The Chinese government has ordered the makers of the Green Dam Youth Escort censorware to rush out a patch.
The censorship software has been downloaded over 3.5 million times since August 2008, according to its makers Jinhui Computer System Engineering. However, researchers from the University of Michigan revealed in a paper last week that the program contains gaping security flaws, which could lead to users' systems being compromised, and the creation of a massive botnet.
Jinhui on Monday told the People's Daily, an officially sanctioned Chinese publication, that the company had been ordered by a government agency to produce a patch.
"The Ministry of Industry and Information Technology told us to make the software safer as soon [as] a series of security vulnerabilities were found," said Zhang Chenmin, general manager Jinhui, on Sunday.
The Green Dam software is billed by the Chinese government as a pornography filter, primarily for use in schools.
In their paper, the University of Michigan researchers the software could allow malicious code to be uploaded to a PC, if the user visited a malicious website.
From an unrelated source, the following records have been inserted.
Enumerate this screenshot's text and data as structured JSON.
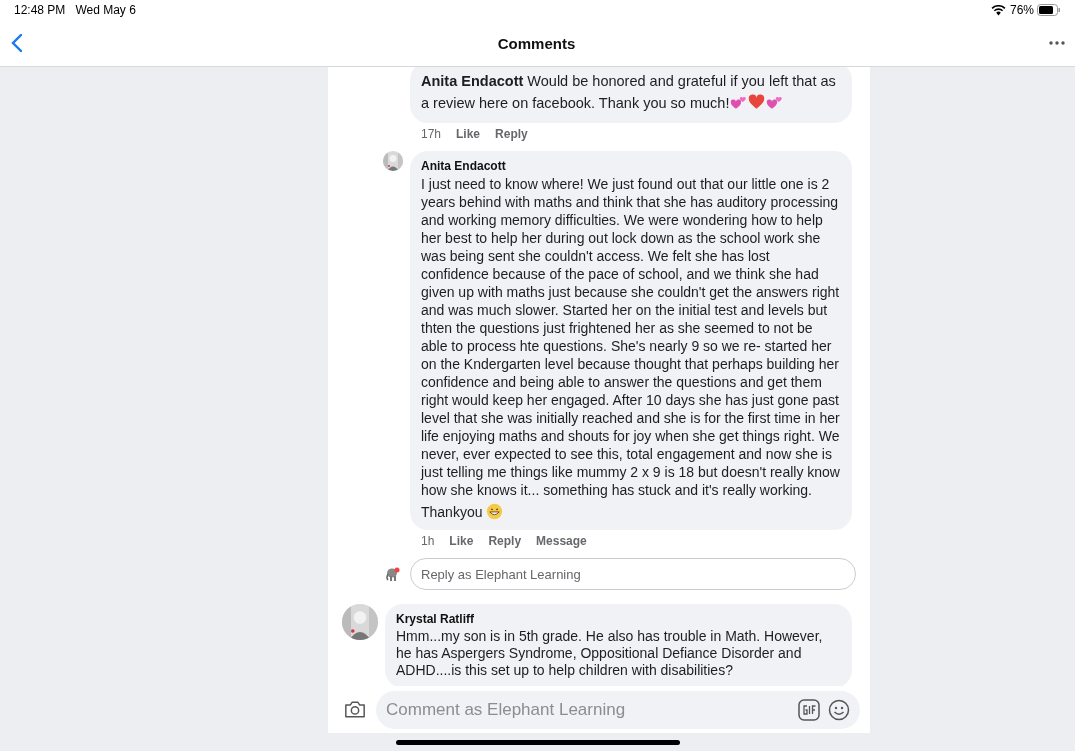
{
  "status_bar": {
    "time": "12:48 PM",
    "date": "Wed May 6",
    "battery": "76%"
  },
  "header": {
    "title": "Comments"
  },
  "comments": [
    {
      "kind": "inline",
      "nested": true,
      "author": "Anita Endacott",
      "paragraphs": [
        {
          "text": "Would be honored and grateful if you left that as a review here on facebook.  Thank you so much!",
          "emoji": [
            {
              "kind": "two-hearts"
            },
            {
              "kind": "heart"
            },
            {
              "kind": "two-hearts"
            }
          ]
        }
      ],
      "time": "17h",
      "actions": [
        "Like",
        "Reply"
      ]
    },
    {
      "kind": "stacked",
      "nested": true,
      "author": "Anita Endacott",
      "paragraphs": [
        {
          "text": "I just need to know where! We just found out that our little one is 2 years behind with maths and think that she has auditory processing and working memory difficulties. We were wondering how to help her best to help her during out lock down as the school work she was being sent she couldn't access. We felt she has lost confidence because of the pace of school, and we think she had given up with maths just because she couldn't get the answers right and was much slower.  Started her on the initial test and levels but thten the questions just frightened her as she seemed to not be able to process hte questions. She's nearly 9 so we re- started her on the Kndergarten level because thought that perhaps building her confidence and being able to answer the questions and get them right would keep her engaged. After 10 days she has just gone past level that she was initially reached and she is for the first time in her life enjoying maths and shouts for joy when she get things right. We never, ever expected to see this, total engagement and now she is just telling me things like mummy 2 x 9 is 18 but doesn't really know how she knows it... something has stuck and it's really working."
        },
        {
          "text": "Thankyou",
          "emoji": [
            {
              "kind": "grin"
            }
          ]
        }
      ],
      "time": "1h",
      "actions": [
        "Like",
        "Reply",
        "Message"
      ]
    },
    {
      "kind": "reply_field",
      "placeholder": "Reply as Elephant Learning"
    },
    {
      "kind": "stacked",
      "nested": false,
      "author": "Krystal Ratliff",
      "paragraphs": [
        {
          "text": "Hmm...my son is in 5th grade. He also has trouble in Math. However, he has Aspergers Syndrome, Oppositional Defiance Disorder and ADHD....is this set up to help children with disabilities?"
        }
      ]
    }
  ],
  "composer": {
    "placeholder": "Comment as Elephant Learning"
  }
}
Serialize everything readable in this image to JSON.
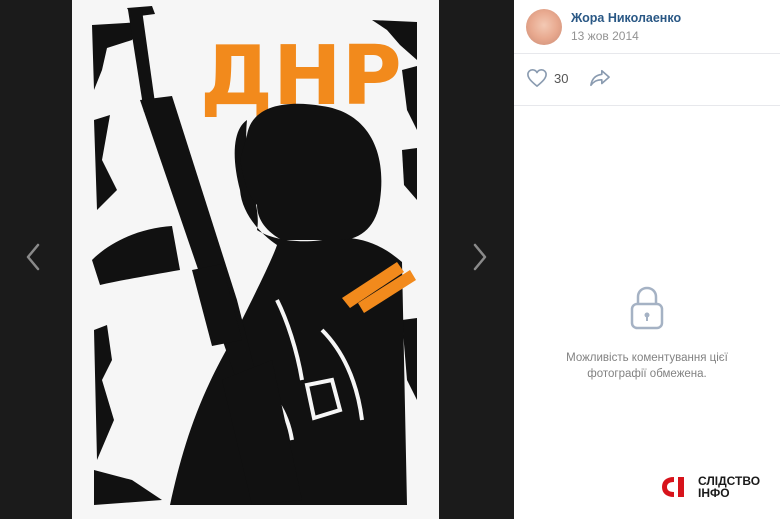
{
  "post": {
    "author_name": "Жора Николаенко",
    "date": "13 жов 2014",
    "like_count": "30"
  },
  "comments": {
    "closed_message": "Можливість коментування цієї фотографії обмежена."
  },
  "poster": {
    "headline": "ДНР",
    "headline_color": "#f28a1c",
    "ribbon_color": "#f28a1c"
  },
  "watermark": {
    "line1": "СЛІДСТВО",
    "line2": "ІНФО",
    "logo_color": "#d7131b"
  },
  "icons": {
    "nav_prev": "chevron-left-icon",
    "nav_next": "chevron-right-icon",
    "like": "heart-icon",
    "share": "share-arrow-icon",
    "lock": "lock-icon"
  }
}
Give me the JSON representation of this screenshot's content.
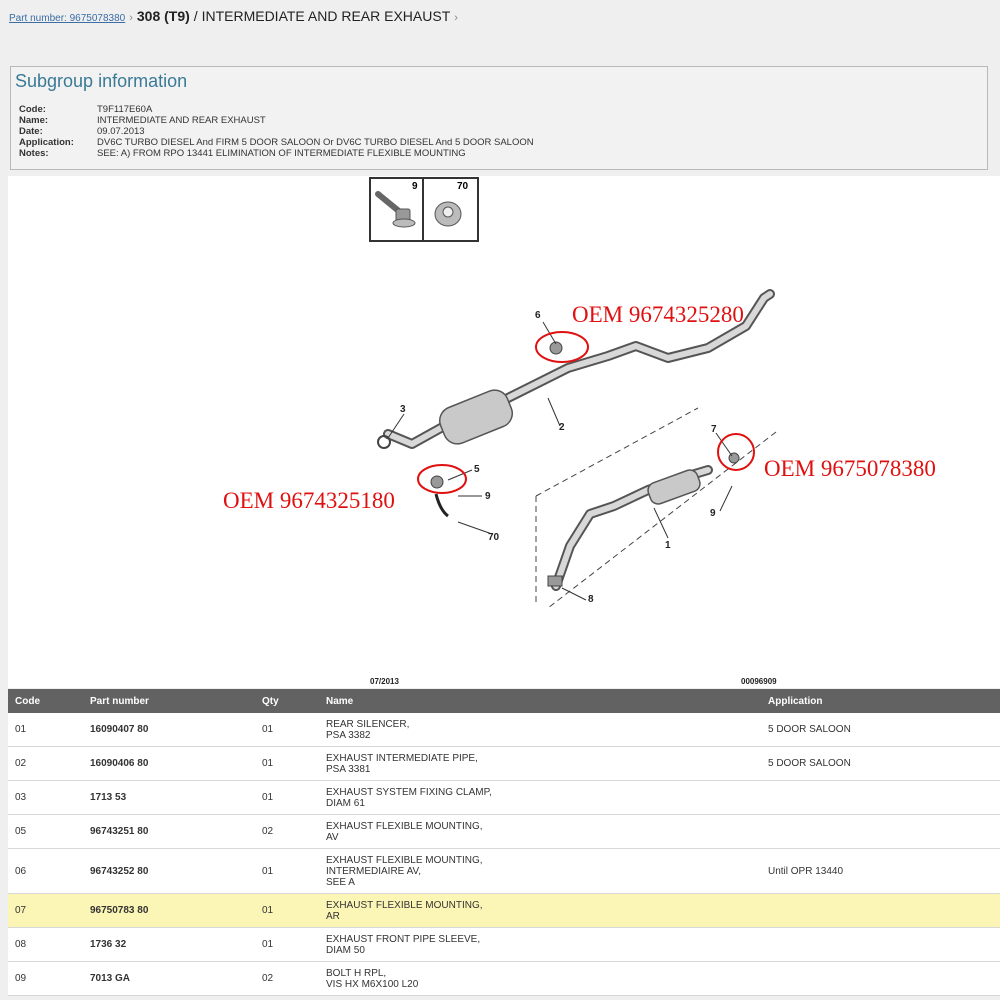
{
  "breadcrumb": {
    "link": "Part number: 9675078380",
    "separator": "›",
    "model": "308 (T9)",
    "title": " / INTERMEDIATE AND REAR EXHAUST",
    "trailing": "›"
  },
  "subgroup": {
    "heading": "Subgroup information",
    "rows": [
      {
        "k": "Code:",
        "v": "T9F117E60A"
      },
      {
        "k": "Name:",
        "v": "INTERMEDIATE AND REAR EXHAUST"
      },
      {
        "k": "Date:",
        "v": "09.07.2013"
      },
      {
        "k": "Application:",
        "v": "DV6C TURBO DIESEL And FIRM 5 DOOR SALOON Or DV6C TURBO DIESEL And 5 DOOR SALOON"
      },
      {
        "k": "Notes:",
        "v": "SEE: A) FROM RPO 13441 ELIMINATION OF INTERMEDIATE FLEXIBLE MOUNTING"
      }
    ]
  },
  "diagram": {
    "thumb_labels": [
      "9",
      "70"
    ],
    "callouts": [
      "6",
      "3",
      "2",
      "5",
      "9",
      "70",
      "7",
      "9",
      "1",
      "8"
    ],
    "oem": [
      "OEM 9674325280",
      "OEM 9675078380",
      "OEM 9674325180"
    ],
    "date_stamp": "07/2013",
    "ref_number": "00096909",
    "oem_color": "#e01010"
  },
  "table": {
    "headers": {
      "code": "Code",
      "pn": "Part number",
      "qty": "Qty",
      "name": "Name",
      "app": "Application"
    },
    "rows": [
      {
        "code": "01",
        "pn": "16090407 80",
        "qty": "01",
        "name1": "REAR SILENCER,",
        "name2": "PSA 3382",
        "name3": "",
        "app": "5 DOOR SALOON"
      },
      {
        "code": "02",
        "pn": "16090406 80",
        "qty": "01",
        "name1": "EXHAUST INTERMEDIATE PIPE,",
        "name2": "PSA 3381",
        "name3": "",
        "app": "5 DOOR SALOON"
      },
      {
        "code": "03",
        "pn": "1713 53",
        "qty": "01",
        "name1": "EXHAUST SYSTEM FIXING CLAMP,",
        "name2": "DIAM 61",
        "name3": "",
        "app": ""
      },
      {
        "code": "05",
        "pn": "96743251 80",
        "qty": "02",
        "name1": "EXHAUST FLEXIBLE MOUNTING,",
        "name2": "AV",
        "name3": "",
        "app": ""
      },
      {
        "code": "06",
        "pn": "96743252 80",
        "qty": "01",
        "name1": "EXHAUST FLEXIBLE MOUNTING,",
        "name2": "INTERMEDIAIRE AV,",
        "name3": "SEE A",
        "app": "Until OPR 13440"
      },
      {
        "code": "07",
        "pn": "96750783 80",
        "qty": "01",
        "name1": "EXHAUST FLEXIBLE MOUNTING,",
        "name2": "AR",
        "name3": "",
        "app": ""
      },
      {
        "code": "08",
        "pn": "1736 32",
        "qty": "01",
        "name1": "EXHAUST FRONT PIPE SLEEVE,",
        "name2": "DIAM 50",
        "name3": "",
        "app": ""
      },
      {
        "code": "09",
        "pn": "7013 GA",
        "qty": "02",
        "name1": "BOLT H RPL,",
        "name2": "VIS HX M6X100 L20",
        "name3": "",
        "app": ""
      }
    ]
  }
}
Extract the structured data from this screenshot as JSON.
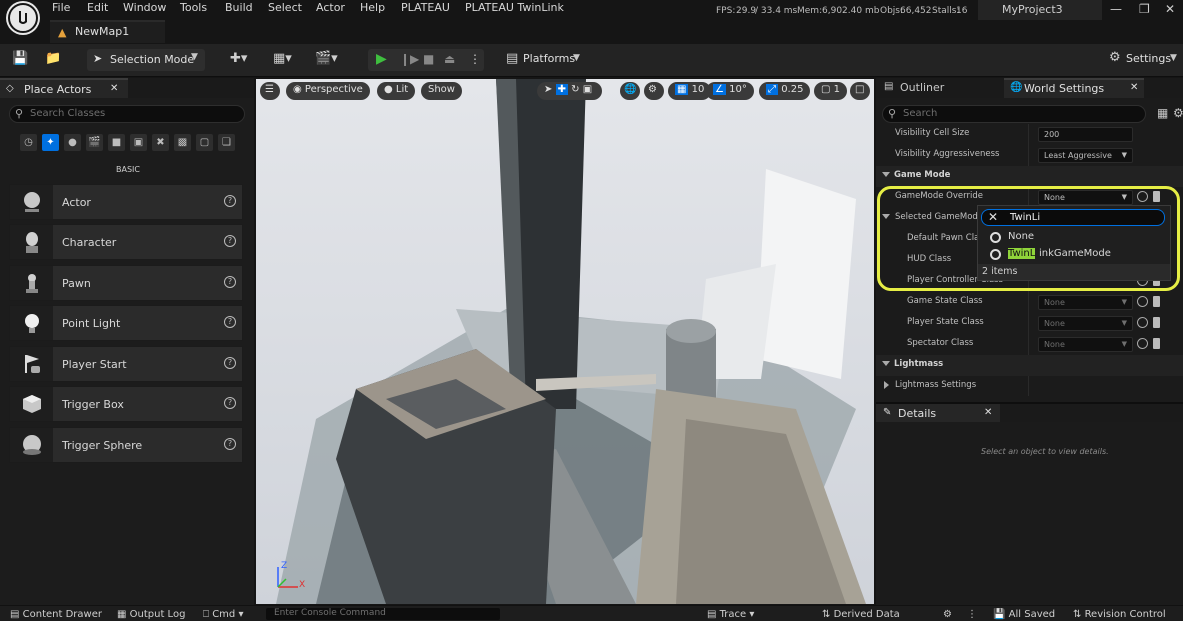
{
  "app": {
    "menu": [
      "File",
      "Edit",
      "Window",
      "Tools",
      "Build",
      "Select",
      "Actor",
      "Help",
      "PLATEAU",
      "PLATEAU TwinLink"
    ],
    "stats": {
      "fps_label": "FPS:",
      "fps": "29.9",
      "ms": "/ 33.4 ms",
      "mem_label": "Mem:",
      "mem": "6,902.40 mb",
      "objs_label": "Objs:",
      "objs": "66,452",
      "stalls_label": "Stalls:",
      "stalls": "16"
    },
    "project_tab": "MyProject3",
    "map_tab": "NewMap1"
  },
  "toolbar": {
    "selection_mode": "Selection Mode",
    "platforms": "Platforms",
    "settings": "Settings"
  },
  "place_actors": {
    "tab_title": "Place Actors",
    "search_placeholder": "Search Classes",
    "category_label": "BASIC",
    "items": [
      {
        "label": "Actor"
      },
      {
        "label": "Character"
      },
      {
        "label": "Pawn"
      },
      {
        "label": "Point Light"
      },
      {
        "label": "Player Start"
      },
      {
        "label": "Trigger Box"
      },
      {
        "label": "Trigger Sphere"
      }
    ]
  },
  "viewport": {
    "perspective": "Perspective",
    "lit": "Lit",
    "show": "Show",
    "grid_snap": "10",
    "rot_snap": "10°",
    "scale_snap": "0.25",
    "camera_speed": "1",
    "axis_x": "X",
    "axis_z": "Z"
  },
  "right_panel": {
    "tab_outliner": "Outliner",
    "tab_world_settings": "World Settings",
    "search_placeholder": "Search",
    "visibility_cell_size_label": "Visibility Cell Size",
    "visibility_cell_size_value": "200",
    "visibility_aggressiveness_label": "Visibility Aggressiveness",
    "visibility_aggressiveness_value": "Least Aggressive",
    "section_game_mode": "Game Mode",
    "gamemode_override_label": "GameMode Override",
    "gamemode_override_value": "None",
    "selected_gamemode_label": "Selected GameMode",
    "default_pawn_label": "Default Pawn Class",
    "hud_class_label": "HUD Class",
    "player_controller_label": "Player Controller Class",
    "game_state_label": "Game State Class",
    "game_state_value": "None",
    "player_state_label": "Player State Class",
    "player_state_value": "None",
    "spectator_label": "Spectator Class",
    "spectator_value": "None",
    "section_lightmass": "Lightmass",
    "lightmass_settings_label": "Lightmass Settings",
    "details_tab": "Details",
    "details_empty": "Select an object to view details."
  },
  "dropdown": {
    "search_value": "TwinLi",
    "options": [
      {
        "label": "None"
      },
      {
        "match": "TwinL",
        "rest": "inkGameMode"
      }
    ],
    "count": "2 items"
  },
  "bottom": {
    "content_drawer": "Content Drawer",
    "output_log": "Output Log",
    "cmd": "Cmd",
    "console_placeholder": "Enter Console Command",
    "trace": "Trace",
    "derived_data": "Derived Data",
    "all_saved": "All Saved",
    "revision_control": "Revision Control"
  },
  "colors": {
    "accent_blue": "#0070e0",
    "highlight_yellow": "#e6ee45",
    "play_green": "#3fbf3f"
  }
}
In addition, they said the filter contains a backdoor that could allow the software's manufacturer or a third party to remotely install malware.
Jinhui plans to take legal action against the University of Michigan researchers for revealing the flaws, Zhang told the People's Daily.
"It is not responsible to crack somebody's software and publish the details, which are commercial secrets, on the internet. [The researchers] have infringed the copyright of our product," said Zhang.
According to the University of Michigan paper, the Green Dam software includes a number of blacklists from the CyberSitter web-filter program, which is produced by California-based Solid Oak. On Saturday, the US software publisher alleged that Green Dam features Solid Oak's proprietary code, and said it will seek an injunction to prevent US companies from shipping computers with the filtering software.
Zhang said while there may be similarities in the sites blocked by the two filters, Jinhui had not infringed copyright.
"I cannot deny that the two filters' databases of blacklisted URL addresses might share similarities," Zhang told the People's Daily. "After all, they are all well known international pornographic websites that all porn filters are meant to block. But we didn't steal their programming code."
The software has been mandated by the Ministry of Industry and Information Technology to be pre-installed on all new computers from the 1 July, while the initiative has been agreed by Lenovo, according to Jinhui.